Data for this exercise START

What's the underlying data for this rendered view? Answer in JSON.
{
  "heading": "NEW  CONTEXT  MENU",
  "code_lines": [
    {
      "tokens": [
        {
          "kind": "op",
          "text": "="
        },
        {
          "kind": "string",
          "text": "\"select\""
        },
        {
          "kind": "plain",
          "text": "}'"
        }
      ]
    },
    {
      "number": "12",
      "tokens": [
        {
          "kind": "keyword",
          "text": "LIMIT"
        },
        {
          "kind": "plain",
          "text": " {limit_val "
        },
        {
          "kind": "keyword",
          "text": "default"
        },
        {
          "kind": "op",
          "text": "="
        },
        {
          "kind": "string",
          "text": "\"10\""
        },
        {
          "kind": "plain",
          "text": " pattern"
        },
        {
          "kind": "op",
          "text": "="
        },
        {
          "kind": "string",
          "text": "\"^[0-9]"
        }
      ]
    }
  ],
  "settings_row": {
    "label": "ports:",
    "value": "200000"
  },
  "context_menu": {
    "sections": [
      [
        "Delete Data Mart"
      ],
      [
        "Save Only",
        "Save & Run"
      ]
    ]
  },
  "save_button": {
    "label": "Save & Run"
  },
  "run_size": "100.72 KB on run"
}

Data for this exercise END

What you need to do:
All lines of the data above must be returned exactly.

Task result:
What's the underlying data for this rendered view? Answer in JSON.
{
  "heading": "NEW  CONTEXT  MENU",
  "code_lines": [
    {
      "tokens": [
        {
          "kind": "op",
          "text": "="
        },
        {
          "kind": "string",
          "text": "\"select\""
        },
        {
          "kind": "plain",
          "text": "}'"
        }
      ]
    },
    {
      "number": "12",
      "tokens": [
        {
          "kind": "keyword",
          "text": "LIMIT"
        },
        {
          "kind": "plain",
          "text": " {limit_val "
        },
        {
          "kind": "keyword",
          "text": "default"
        },
        {
          "kind": "op",
          "text": "="
        },
        {
          "kind": "string",
          "text": "\"10\""
        },
        {
          "kind": "plain",
          "text": " pattern"
        },
        {
          "kind": "op",
          "text": "="
        },
        {
          "kind": "string",
          "text": "\"^[0-9]"
        }
      ]
    }
  ],
  "settings_row": {
    "label": "ports:",
    "value": "200000"
  },
  "context_menu": {
    "sections": [
      [
        "Delete Data Mart"
      ],
      [
        "Save Only",
        "Save & Run"
      ]
    ]
  },
  "save_button": {
    "label": "Save & Run"
  },
  "run_size": "100.72 KB on run"
}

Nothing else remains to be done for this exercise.